### EXERCISE AIM
Please return every record exactly as written, leaving out the pictures.

Records drawn from a dataset:
★ ★ ★ ★ ★

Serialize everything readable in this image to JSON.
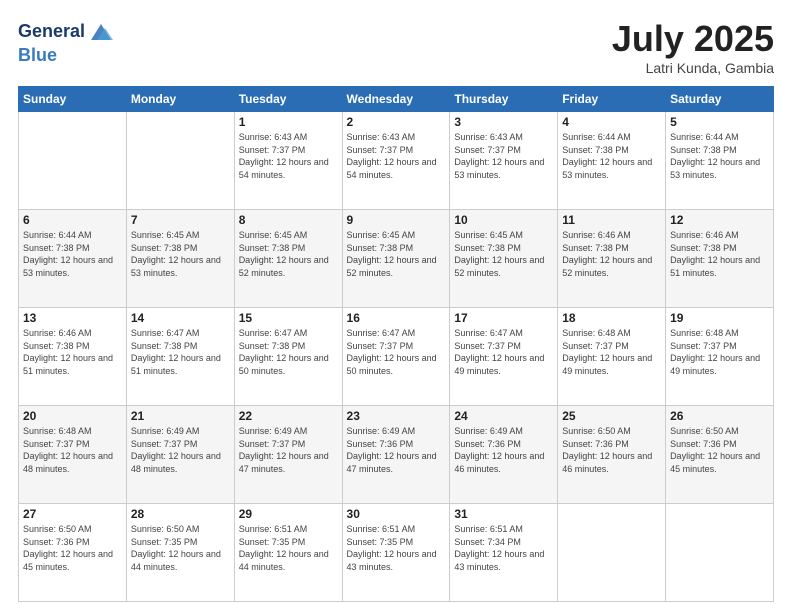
{
  "header": {
    "logo_line1": "General",
    "logo_line2": "Blue",
    "month_year": "July 2025",
    "location": "Latri Kunda, Gambia"
  },
  "days_of_week": [
    "Sunday",
    "Monday",
    "Tuesday",
    "Wednesday",
    "Thursday",
    "Friday",
    "Saturday"
  ],
  "weeks": [
    [
      {
        "day": "",
        "sunrise": "",
        "sunset": "",
        "daylight": ""
      },
      {
        "day": "",
        "sunrise": "",
        "sunset": "",
        "daylight": ""
      },
      {
        "day": "1",
        "sunrise": "Sunrise: 6:43 AM",
        "sunset": "Sunset: 7:37 PM",
        "daylight": "Daylight: 12 hours and 54 minutes."
      },
      {
        "day": "2",
        "sunrise": "Sunrise: 6:43 AM",
        "sunset": "Sunset: 7:37 PM",
        "daylight": "Daylight: 12 hours and 54 minutes."
      },
      {
        "day": "3",
        "sunrise": "Sunrise: 6:43 AM",
        "sunset": "Sunset: 7:37 PM",
        "daylight": "Daylight: 12 hours and 53 minutes."
      },
      {
        "day": "4",
        "sunrise": "Sunrise: 6:44 AM",
        "sunset": "Sunset: 7:38 PM",
        "daylight": "Daylight: 12 hours and 53 minutes."
      },
      {
        "day": "5",
        "sunrise": "Sunrise: 6:44 AM",
        "sunset": "Sunset: 7:38 PM",
        "daylight": "Daylight: 12 hours and 53 minutes."
      }
    ],
    [
      {
        "day": "6",
        "sunrise": "Sunrise: 6:44 AM",
        "sunset": "Sunset: 7:38 PM",
        "daylight": "Daylight: 12 hours and 53 minutes."
      },
      {
        "day": "7",
        "sunrise": "Sunrise: 6:45 AM",
        "sunset": "Sunset: 7:38 PM",
        "daylight": "Daylight: 12 hours and 53 minutes."
      },
      {
        "day": "8",
        "sunrise": "Sunrise: 6:45 AM",
        "sunset": "Sunset: 7:38 PM",
        "daylight": "Daylight: 12 hours and 52 minutes."
      },
      {
        "day": "9",
        "sunrise": "Sunrise: 6:45 AM",
        "sunset": "Sunset: 7:38 PM",
        "daylight": "Daylight: 12 hours and 52 minutes."
      },
      {
        "day": "10",
        "sunrise": "Sunrise: 6:45 AM",
        "sunset": "Sunset: 7:38 PM",
        "daylight": "Daylight: 12 hours and 52 minutes."
      },
      {
        "day": "11",
        "sunrise": "Sunrise: 6:46 AM",
        "sunset": "Sunset: 7:38 PM",
        "daylight": "Daylight: 12 hours and 52 minutes."
      },
      {
        "day": "12",
        "sunrise": "Sunrise: 6:46 AM",
        "sunset": "Sunset: 7:38 PM",
        "daylight": "Daylight: 12 hours and 51 minutes."
      }
    ],
    [
      {
        "day": "13",
        "sunrise": "Sunrise: 6:46 AM",
        "sunset": "Sunset: 7:38 PM",
        "daylight": "Daylight: 12 hours and 51 minutes."
      },
      {
        "day": "14",
        "sunrise": "Sunrise: 6:47 AM",
        "sunset": "Sunset: 7:38 PM",
        "daylight": "Daylight: 12 hours and 51 minutes."
      },
      {
        "day": "15",
        "sunrise": "Sunrise: 6:47 AM",
        "sunset": "Sunset: 7:38 PM",
        "daylight": "Daylight: 12 hours and 50 minutes."
      },
      {
        "day": "16",
        "sunrise": "Sunrise: 6:47 AM",
        "sunset": "Sunset: 7:37 PM",
        "daylight": "Daylight: 12 hours and 50 minutes."
      },
      {
        "day": "17",
        "sunrise": "Sunrise: 6:47 AM",
        "sunset": "Sunset: 7:37 PM",
        "daylight": "Daylight: 12 hours and 49 minutes."
      },
      {
        "day": "18",
        "sunrise": "Sunrise: 6:48 AM",
        "sunset": "Sunset: 7:37 PM",
        "daylight": "Daylight: 12 hours and 49 minutes."
      },
      {
        "day": "19",
        "sunrise": "Sunrise: 6:48 AM",
        "sunset": "Sunset: 7:37 PM",
        "daylight": "Daylight: 12 hours and 49 minutes."
      }
    ],
    [
      {
        "day": "20",
        "sunrise": "Sunrise: 6:48 AM",
        "sunset": "Sunset: 7:37 PM",
        "daylight": "Daylight: 12 hours and 48 minutes."
      },
      {
        "day": "21",
        "sunrise": "Sunrise: 6:49 AM",
        "sunset": "Sunset: 7:37 PM",
        "daylight": "Daylight: 12 hours and 48 minutes."
      },
      {
        "day": "22",
        "sunrise": "Sunrise: 6:49 AM",
        "sunset": "Sunset: 7:37 PM",
        "daylight": "Daylight: 12 hours and 47 minutes."
      },
      {
        "day": "23",
        "sunrise": "Sunrise: 6:49 AM",
        "sunset": "Sunset: 7:36 PM",
        "daylight": "Daylight: 12 hours and 47 minutes."
      },
      {
        "day": "24",
        "sunrise": "Sunrise: 6:49 AM",
        "sunset": "Sunset: 7:36 PM",
        "daylight": "Daylight: 12 hours and 46 minutes."
      },
      {
        "day": "25",
        "sunrise": "Sunrise: 6:50 AM",
        "sunset": "Sunset: 7:36 PM",
        "daylight": "Daylight: 12 hours and 46 minutes."
      },
      {
        "day": "26",
        "sunrise": "Sunrise: 6:50 AM",
        "sunset": "Sunset: 7:36 PM",
        "daylight": "Daylight: 12 hours and 45 minutes."
      }
    ],
    [
      {
        "day": "27",
        "sunrise": "Sunrise: 6:50 AM",
        "sunset": "Sunset: 7:36 PM",
        "daylight": "Daylight: 12 hours and 45 minutes."
      },
      {
        "day": "28",
        "sunrise": "Sunrise: 6:50 AM",
        "sunset": "Sunset: 7:35 PM",
        "daylight": "Daylight: 12 hours and 44 minutes."
      },
      {
        "day": "29",
        "sunrise": "Sunrise: 6:51 AM",
        "sunset": "Sunset: 7:35 PM",
        "daylight": "Daylight: 12 hours and 44 minutes."
      },
      {
        "day": "30",
        "sunrise": "Sunrise: 6:51 AM",
        "sunset": "Sunset: 7:35 PM",
        "daylight": "Daylight: 12 hours and 43 minutes."
      },
      {
        "day": "31",
        "sunrise": "Sunrise: 6:51 AM",
        "sunset": "Sunset: 7:34 PM",
        "daylight": "Daylight: 12 hours and 43 minutes."
      },
      {
        "day": "",
        "sunrise": "",
        "sunset": "",
        "daylight": ""
      },
      {
        "day": "",
        "sunrise": "",
        "sunset": "",
        "daylight": ""
      }
    ]
  ]
}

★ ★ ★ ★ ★

### RESPONSE AREA
Serialize everything readable in this image to JSON.
{
  "header": {
    "logo_line1": "General",
    "logo_line2": "Blue",
    "month_year": "July 2025",
    "location": "Latri Kunda, Gambia"
  },
  "days_of_week": [
    "Sunday",
    "Monday",
    "Tuesday",
    "Wednesday",
    "Thursday",
    "Friday",
    "Saturday"
  ],
  "weeks": [
    [
      {
        "day": "",
        "sunrise": "",
        "sunset": "",
        "daylight": ""
      },
      {
        "day": "",
        "sunrise": "",
        "sunset": "",
        "daylight": ""
      },
      {
        "day": "1",
        "sunrise": "Sunrise: 6:43 AM",
        "sunset": "Sunset: 7:37 PM",
        "daylight": "Daylight: 12 hours and 54 minutes."
      },
      {
        "day": "2",
        "sunrise": "Sunrise: 6:43 AM",
        "sunset": "Sunset: 7:37 PM",
        "daylight": "Daylight: 12 hours and 54 minutes."
      },
      {
        "day": "3",
        "sunrise": "Sunrise: 6:43 AM",
        "sunset": "Sunset: 7:37 PM",
        "daylight": "Daylight: 12 hours and 53 minutes."
      },
      {
        "day": "4",
        "sunrise": "Sunrise: 6:44 AM",
        "sunset": "Sunset: 7:38 PM",
        "daylight": "Daylight: 12 hours and 53 minutes."
      },
      {
        "day": "5",
        "sunrise": "Sunrise: 6:44 AM",
        "sunset": "Sunset: 7:38 PM",
        "daylight": "Daylight: 12 hours and 53 minutes."
      }
    ],
    [
      {
        "day": "6",
        "sunrise": "Sunrise: 6:44 AM",
        "sunset": "Sunset: 7:38 PM",
        "daylight": "Daylight: 12 hours and 53 minutes."
      },
      {
        "day": "7",
        "sunrise": "Sunrise: 6:45 AM",
        "sunset": "Sunset: 7:38 PM",
        "daylight": "Daylight: 12 hours and 53 minutes."
      },
      {
        "day": "8",
        "sunrise": "Sunrise: 6:45 AM",
        "sunset": "Sunset: 7:38 PM",
        "daylight": "Daylight: 12 hours and 52 minutes."
      },
      {
        "day": "9",
        "sunrise": "Sunrise: 6:45 AM",
        "sunset": "Sunset: 7:38 PM",
        "daylight": "Daylight: 12 hours and 52 minutes."
      },
      {
        "day": "10",
        "sunrise": "Sunrise: 6:45 AM",
        "sunset": "Sunset: 7:38 PM",
        "daylight": "Daylight: 12 hours and 52 minutes."
      },
      {
        "day": "11",
        "sunrise": "Sunrise: 6:46 AM",
        "sunset": "Sunset: 7:38 PM",
        "daylight": "Daylight: 12 hours and 52 minutes."
      },
      {
        "day": "12",
        "sunrise": "Sunrise: 6:46 AM",
        "sunset": "Sunset: 7:38 PM",
        "daylight": "Daylight: 12 hours and 51 minutes."
      }
    ],
    [
      {
        "day": "13",
        "sunrise": "Sunrise: 6:46 AM",
        "sunset": "Sunset: 7:38 PM",
        "daylight": "Daylight: 12 hours and 51 minutes."
      },
      {
        "day": "14",
        "sunrise": "Sunrise: 6:47 AM",
        "sunset": "Sunset: 7:38 PM",
        "daylight": "Daylight: 12 hours and 51 minutes."
      },
      {
        "day": "15",
        "sunrise": "Sunrise: 6:47 AM",
        "sunset": "Sunset: 7:38 PM",
        "daylight": "Daylight: 12 hours and 50 minutes."
      },
      {
        "day": "16",
        "sunrise": "Sunrise: 6:47 AM",
        "sunset": "Sunset: 7:37 PM",
        "daylight": "Daylight: 12 hours and 50 minutes."
      },
      {
        "day": "17",
        "sunrise": "Sunrise: 6:47 AM",
        "sunset": "Sunset: 7:37 PM",
        "daylight": "Daylight: 12 hours and 49 minutes."
      },
      {
        "day": "18",
        "sunrise": "Sunrise: 6:48 AM",
        "sunset": "Sunset: 7:37 PM",
        "daylight": "Daylight: 12 hours and 49 minutes."
      },
      {
        "day": "19",
        "sunrise": "Sunrise: 6:48 AM",
        "sunset": "Sunset: 7:37 PM",
        "daylight": "Daylight: 12 hours and 49 minutes."
      }
    ],
    [
      {
        "day": "20",
        "sunrise": "Sunrise: 6:48 AM",
        "sunset": "Sunset: 7:37 PM",
        "daylight": "Daylight: 12 hours and 48 minutes."
      },
      {
        "day": "21",
        "sunrise": "Sunrise: 6:49 AM",
        "sunset": "Sunset: 7:37 PM",
        "daylight": "Daylight: 12 hours and 48 minutes."
      },
      {
        "day": "22",
        "sunrise": "Sunrise: 6:49 AM",
        "sunset": "Sunset: 7:37 PM",
        "daylight": "Daylight: 12 hours and 47 minutes."
      },
      {
        "day": "23",
        "sunrise": "Sunrise: 6:49 AM",
        "sunset": "Sunset: 7:36 PM",
        "daylight": "Daylight: 12 hours and 47 minutes."
      },
      {
        "day": "24",
        "sunrise": "Sunrise: 6:49 AM",
        "sunset": "Sunset: 7:36 PM",
        "daylight": "Daylight: 12 hours and 46 minutes."
      },
      {
        "day": "25",
        "sunrise": "Sunrise: 6:50 AM",
        "sunset": "Sunset: 7:36 PM",
        "daylight": "Daylight: 12 hours and 46 minutes."
      },
      {
        "day": "26",
        "sunrise": "Sunrise: 6:50 AM",
        "sunset": "Sunset: 7:36 PM",
        "daylight": "Daylight: 12 hours and 45 minutes."
      }
    ],
    [
      {
        "day": "27",
        "sunrise": "Sunrise: 6:50 AM",
        "sunset": "Sunset: 7:36 PM",
        "daylight": "Daylight: 12 hours and 45 minutes."
      },
      {
        "day": "28",
        "sunrise": "Sunrise: 6:50 AM",
        "sunset": "Sunset: 7:35 PM",
        "daylight": "Daylight: 12 hours and 44 minutes."
      },
      {
        "day": "29",
        "sunrise": "Sunrise: 6:51 AM",
        "sunset": "Sunset: 7:35 PM",
        "daylight": "Daylight: 12 hours and 44 minutes."
      },
      {
        "day": "30",
        "sunrise": "Sunrise: 6:51 AM",
        "sunset": "Sunset: 7:35 PM",
        "daylight": "Daylight: 12 hours and 43 minutes."
      },
      {
        "day": "31",
        "sunrise": "Sunrise: 6:51 AM",
        "sunset": "Sunset: 7:34 PM",
        "daylight": "Daylight: 12 hours and 43 minutes."
      },
      {
        "day": "",
        "sunrise": "",
        "sunset": "",
        "daylight": ""
      },
      {
        "day": "",
        "sunrise": "",
        "sunset": "",
        "daylight": ""
      }
    ]
  ]
}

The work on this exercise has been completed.